(Cover picture courtesy of Goodreads.)
In a Europe aflame with wars of religion and dynastic conflicts, Elizabeth I came to a throne encircled by menace. To the Catholic powers of Europe, England was a heretic pariah state and her queen was “Jezebel,” the bastard offspring of Henry VIII’s illegal second marriage. The pope denounced her; the kings of France and Spain conspired to destroy her, their plans culminating in the Spanish Armada. Many of the Queen’s own subjects plotted her overthrow—or her assassination.
If Elizabeth’s reign was a golden age, then, it was also a precarious one that required unrelenting surveillance by Her Majesty’s secret service. Headed by the brilliant, enigmatic and widely feared Sir Francis Walsingham, the Elizabethan security network willingly deployed every dark art: spies, disinformation, double agents, cryptography, and torture.
Delving deeply into secret files, Stephen Alford offers a chillingly vivid depiction of Elizabethan espionage. In his company we follow Her Majesty’s agents through the streets of London and Rome, and into the dank cells of the Tower. Alford brings to life this shadowy world, where no one could be trusted and a single mistake could have changed England’s history.
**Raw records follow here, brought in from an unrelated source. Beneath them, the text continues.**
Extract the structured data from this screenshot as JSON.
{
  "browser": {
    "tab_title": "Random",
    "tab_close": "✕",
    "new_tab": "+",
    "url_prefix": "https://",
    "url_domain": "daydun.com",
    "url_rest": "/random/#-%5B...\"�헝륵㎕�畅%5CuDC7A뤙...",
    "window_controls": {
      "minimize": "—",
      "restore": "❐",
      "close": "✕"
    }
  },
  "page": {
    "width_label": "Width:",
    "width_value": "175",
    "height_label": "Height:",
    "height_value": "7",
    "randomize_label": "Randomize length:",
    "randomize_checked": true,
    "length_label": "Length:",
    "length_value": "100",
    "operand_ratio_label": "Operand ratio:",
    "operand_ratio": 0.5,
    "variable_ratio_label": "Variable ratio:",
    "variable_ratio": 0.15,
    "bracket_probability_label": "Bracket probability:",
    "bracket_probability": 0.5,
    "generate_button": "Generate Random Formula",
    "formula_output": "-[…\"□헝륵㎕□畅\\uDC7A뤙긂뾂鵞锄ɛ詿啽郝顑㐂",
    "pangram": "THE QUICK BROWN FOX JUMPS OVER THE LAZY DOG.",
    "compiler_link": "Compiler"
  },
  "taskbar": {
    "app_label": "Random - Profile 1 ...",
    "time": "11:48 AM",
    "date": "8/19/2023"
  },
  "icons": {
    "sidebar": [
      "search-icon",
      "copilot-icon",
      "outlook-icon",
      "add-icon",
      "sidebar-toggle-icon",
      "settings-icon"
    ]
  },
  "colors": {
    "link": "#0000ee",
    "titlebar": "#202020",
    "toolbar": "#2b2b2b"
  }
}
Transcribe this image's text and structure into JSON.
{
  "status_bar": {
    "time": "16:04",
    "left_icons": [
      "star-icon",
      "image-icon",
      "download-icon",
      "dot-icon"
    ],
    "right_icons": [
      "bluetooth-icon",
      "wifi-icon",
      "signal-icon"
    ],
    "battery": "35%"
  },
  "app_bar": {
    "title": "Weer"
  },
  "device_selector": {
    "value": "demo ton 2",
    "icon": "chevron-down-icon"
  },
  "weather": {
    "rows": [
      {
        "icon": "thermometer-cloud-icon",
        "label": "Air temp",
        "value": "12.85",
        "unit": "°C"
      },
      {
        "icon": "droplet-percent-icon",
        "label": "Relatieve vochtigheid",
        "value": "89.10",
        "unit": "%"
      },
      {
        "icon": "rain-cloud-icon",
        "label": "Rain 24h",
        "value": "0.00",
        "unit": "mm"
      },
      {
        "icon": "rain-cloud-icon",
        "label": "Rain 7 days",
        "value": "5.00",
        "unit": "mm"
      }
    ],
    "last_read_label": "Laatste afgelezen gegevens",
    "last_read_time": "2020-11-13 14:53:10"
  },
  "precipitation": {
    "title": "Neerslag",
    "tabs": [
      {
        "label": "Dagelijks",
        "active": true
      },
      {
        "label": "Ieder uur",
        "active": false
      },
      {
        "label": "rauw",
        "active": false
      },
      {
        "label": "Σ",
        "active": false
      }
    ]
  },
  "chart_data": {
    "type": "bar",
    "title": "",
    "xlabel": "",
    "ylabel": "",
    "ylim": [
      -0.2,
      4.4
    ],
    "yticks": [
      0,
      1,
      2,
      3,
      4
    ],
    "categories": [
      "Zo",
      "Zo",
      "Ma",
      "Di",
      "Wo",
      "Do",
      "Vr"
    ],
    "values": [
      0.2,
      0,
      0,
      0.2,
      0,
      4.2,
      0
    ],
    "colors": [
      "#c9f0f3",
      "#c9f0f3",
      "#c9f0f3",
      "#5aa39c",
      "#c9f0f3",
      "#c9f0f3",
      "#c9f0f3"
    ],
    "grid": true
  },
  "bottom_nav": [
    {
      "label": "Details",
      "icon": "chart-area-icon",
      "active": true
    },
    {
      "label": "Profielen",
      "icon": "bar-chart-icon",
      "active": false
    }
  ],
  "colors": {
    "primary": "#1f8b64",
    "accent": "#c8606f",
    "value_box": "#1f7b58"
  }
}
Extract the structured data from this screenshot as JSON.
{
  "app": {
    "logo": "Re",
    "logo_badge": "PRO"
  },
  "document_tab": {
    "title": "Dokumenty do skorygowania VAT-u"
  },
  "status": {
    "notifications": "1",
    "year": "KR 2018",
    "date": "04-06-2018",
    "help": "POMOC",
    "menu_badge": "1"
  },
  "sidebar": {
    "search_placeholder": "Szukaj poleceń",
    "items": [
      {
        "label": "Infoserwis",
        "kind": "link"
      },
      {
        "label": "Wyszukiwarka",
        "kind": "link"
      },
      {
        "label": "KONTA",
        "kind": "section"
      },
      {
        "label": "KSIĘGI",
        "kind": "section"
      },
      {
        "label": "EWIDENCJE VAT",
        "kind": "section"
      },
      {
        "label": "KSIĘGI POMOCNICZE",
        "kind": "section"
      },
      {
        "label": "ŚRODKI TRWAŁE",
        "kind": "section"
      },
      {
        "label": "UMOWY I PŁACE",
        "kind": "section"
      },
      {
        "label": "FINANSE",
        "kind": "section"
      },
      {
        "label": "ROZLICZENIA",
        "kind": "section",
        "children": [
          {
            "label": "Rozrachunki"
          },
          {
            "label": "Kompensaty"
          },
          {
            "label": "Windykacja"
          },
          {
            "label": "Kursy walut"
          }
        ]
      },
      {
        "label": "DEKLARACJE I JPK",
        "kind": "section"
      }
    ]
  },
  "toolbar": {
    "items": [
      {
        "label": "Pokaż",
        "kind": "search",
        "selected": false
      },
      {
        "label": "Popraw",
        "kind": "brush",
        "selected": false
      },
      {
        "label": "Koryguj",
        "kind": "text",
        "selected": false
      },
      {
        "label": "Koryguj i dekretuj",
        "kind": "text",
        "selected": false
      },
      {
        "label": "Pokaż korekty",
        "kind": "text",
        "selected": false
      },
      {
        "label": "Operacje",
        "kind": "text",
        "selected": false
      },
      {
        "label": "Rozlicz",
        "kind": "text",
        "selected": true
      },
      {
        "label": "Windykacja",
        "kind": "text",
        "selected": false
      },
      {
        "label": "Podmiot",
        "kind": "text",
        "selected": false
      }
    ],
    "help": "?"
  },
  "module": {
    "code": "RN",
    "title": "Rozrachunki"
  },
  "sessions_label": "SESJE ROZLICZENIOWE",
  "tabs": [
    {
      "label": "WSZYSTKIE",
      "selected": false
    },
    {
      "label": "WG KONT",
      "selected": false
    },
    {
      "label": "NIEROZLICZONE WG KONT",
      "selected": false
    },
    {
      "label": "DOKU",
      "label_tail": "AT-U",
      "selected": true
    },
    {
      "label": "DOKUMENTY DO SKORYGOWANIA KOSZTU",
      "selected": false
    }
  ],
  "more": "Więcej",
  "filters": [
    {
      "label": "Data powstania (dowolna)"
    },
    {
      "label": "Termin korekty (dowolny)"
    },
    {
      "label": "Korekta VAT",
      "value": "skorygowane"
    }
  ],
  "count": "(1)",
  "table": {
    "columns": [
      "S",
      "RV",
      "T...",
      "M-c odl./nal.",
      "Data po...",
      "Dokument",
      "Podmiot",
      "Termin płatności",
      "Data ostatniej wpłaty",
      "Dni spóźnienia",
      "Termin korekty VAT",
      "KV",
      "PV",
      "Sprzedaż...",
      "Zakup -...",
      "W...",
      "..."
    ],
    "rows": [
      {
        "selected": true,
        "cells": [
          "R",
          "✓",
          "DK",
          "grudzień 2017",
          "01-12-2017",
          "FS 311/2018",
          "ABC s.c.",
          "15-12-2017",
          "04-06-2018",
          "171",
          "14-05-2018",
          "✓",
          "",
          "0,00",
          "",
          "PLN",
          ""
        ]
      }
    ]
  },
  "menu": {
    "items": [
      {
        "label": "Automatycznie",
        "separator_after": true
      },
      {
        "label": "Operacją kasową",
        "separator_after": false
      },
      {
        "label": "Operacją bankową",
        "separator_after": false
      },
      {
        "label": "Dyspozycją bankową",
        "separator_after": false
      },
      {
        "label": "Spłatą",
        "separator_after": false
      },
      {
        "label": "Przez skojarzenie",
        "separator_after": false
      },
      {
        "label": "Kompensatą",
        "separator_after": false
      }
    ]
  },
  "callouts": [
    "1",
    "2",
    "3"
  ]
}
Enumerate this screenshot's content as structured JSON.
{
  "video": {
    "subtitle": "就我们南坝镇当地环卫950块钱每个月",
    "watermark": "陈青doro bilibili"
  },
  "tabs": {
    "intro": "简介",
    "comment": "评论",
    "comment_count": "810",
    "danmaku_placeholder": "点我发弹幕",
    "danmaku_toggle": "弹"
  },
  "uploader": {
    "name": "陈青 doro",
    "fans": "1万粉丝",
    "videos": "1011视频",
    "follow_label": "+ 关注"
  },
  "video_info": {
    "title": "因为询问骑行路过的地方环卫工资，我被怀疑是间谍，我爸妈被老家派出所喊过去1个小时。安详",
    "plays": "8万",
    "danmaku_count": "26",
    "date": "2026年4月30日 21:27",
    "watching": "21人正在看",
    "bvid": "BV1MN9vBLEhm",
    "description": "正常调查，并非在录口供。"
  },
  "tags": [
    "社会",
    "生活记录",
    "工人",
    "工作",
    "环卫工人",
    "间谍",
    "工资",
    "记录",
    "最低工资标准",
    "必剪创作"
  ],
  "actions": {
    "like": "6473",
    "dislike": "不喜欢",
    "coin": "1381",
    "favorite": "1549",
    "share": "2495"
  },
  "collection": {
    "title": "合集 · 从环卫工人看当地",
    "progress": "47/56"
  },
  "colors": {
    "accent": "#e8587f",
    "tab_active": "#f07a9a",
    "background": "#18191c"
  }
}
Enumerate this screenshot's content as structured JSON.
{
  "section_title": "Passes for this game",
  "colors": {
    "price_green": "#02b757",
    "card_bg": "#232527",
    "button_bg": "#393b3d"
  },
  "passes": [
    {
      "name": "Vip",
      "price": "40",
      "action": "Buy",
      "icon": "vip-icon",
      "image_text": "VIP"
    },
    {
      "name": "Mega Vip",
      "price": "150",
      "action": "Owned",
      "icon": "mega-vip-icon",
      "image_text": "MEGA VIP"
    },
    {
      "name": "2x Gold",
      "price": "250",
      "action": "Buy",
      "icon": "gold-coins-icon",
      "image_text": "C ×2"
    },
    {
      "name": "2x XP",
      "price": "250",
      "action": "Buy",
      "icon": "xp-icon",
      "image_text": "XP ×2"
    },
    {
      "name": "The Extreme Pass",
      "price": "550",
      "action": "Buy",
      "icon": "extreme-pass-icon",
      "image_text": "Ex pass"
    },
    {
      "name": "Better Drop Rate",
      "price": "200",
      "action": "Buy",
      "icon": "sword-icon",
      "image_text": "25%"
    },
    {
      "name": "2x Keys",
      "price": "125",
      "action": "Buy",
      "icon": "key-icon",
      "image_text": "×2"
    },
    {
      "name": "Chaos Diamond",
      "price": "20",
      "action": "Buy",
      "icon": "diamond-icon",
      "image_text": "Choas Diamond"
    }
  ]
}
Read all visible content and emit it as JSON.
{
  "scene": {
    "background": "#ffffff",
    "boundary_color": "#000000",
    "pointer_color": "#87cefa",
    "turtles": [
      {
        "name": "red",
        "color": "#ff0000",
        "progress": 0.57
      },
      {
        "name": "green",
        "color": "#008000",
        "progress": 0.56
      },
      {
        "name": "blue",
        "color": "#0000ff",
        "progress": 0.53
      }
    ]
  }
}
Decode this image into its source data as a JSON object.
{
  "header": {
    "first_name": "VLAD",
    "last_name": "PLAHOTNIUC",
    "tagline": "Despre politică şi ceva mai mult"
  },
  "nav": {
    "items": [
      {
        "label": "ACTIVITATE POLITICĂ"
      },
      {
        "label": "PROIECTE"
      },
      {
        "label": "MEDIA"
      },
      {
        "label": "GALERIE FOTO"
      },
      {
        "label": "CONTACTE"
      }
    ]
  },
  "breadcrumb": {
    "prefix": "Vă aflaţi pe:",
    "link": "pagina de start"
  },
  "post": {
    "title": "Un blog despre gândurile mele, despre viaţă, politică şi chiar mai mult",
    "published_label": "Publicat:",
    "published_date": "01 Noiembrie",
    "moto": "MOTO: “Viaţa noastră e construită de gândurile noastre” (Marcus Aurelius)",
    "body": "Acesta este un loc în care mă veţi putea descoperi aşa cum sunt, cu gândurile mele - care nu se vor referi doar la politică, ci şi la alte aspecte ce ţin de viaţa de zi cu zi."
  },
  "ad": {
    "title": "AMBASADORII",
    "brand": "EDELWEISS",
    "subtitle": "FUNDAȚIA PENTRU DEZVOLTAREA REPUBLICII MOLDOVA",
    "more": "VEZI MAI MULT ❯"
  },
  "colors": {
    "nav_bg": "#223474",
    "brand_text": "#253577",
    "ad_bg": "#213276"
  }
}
The Watchers is a riveting exploration of loyalty, faith, betrayal, and deception with the highest possible stakes, in a world poised between the Middle Ages and modernity.
[Full disclosure: Bloomsbury Publishing sent me a free print copy in exchange for an honest review of this book.]
I don’t read nearly as much nonfiction as I would like, so The Watchers was both a refreshing change from YA novels and a great book in its own right. For someone who knows a decent amount about the Tudors and Medieval England, I was shocked at how big of a role spying played back then. It wasn’t just basic spying either: it was sophisticated and at times, incredibly complicated. Stephen Alford has documented the lives of some of the main players in the spy game, from the talented to the incompetent, the eccentric to the boring.
Although Alford’s writing can get a bit choppy here and there as he jumps from spy to spy, he does tie things up well at the end of the chapters and at the very end of the book. Despite the head-hopping, the writing style itself was very engaging for a nonfiction writer and made The Watchers far more enjoyable.To illustrate his point that spying was very important in Tudor England, he had a very lengthy introduction imagining a scenario in which spies did not exist and Elizabeth I really had been assassinated. I would have liked for the introduction to be cut down slightly, but Alford certainly did make his point well.
One thing I really liked about The Watchers is that Alford isn’t telling a completely one-sided story of the struggle of Protestants to protect their queen from evil Catholics. We get to see how the Protestant agents felt about their missions, but also get to see things from the point of view of Catholic exiles. it’s rare to find such balanced nonfiction these days, but Alford managed it. The political triumphs of courtiers like Lord Burghley are balanced by accounts of the terrible torture captured Catholics faced. Alford does not depict a picture of a Golden Age as most books about Elizabethan England seem to and we get to see that the ugly side of the Golden Age was quite ugly at times. It’s nice to find a more realistic portrayal of the times.
Overall, The Watchers is a great book for both newcomers to history and old hats at it. Personally, I’m looking forward to any future books Stephen Alford publishes.
I give this book 4.5/5 stars.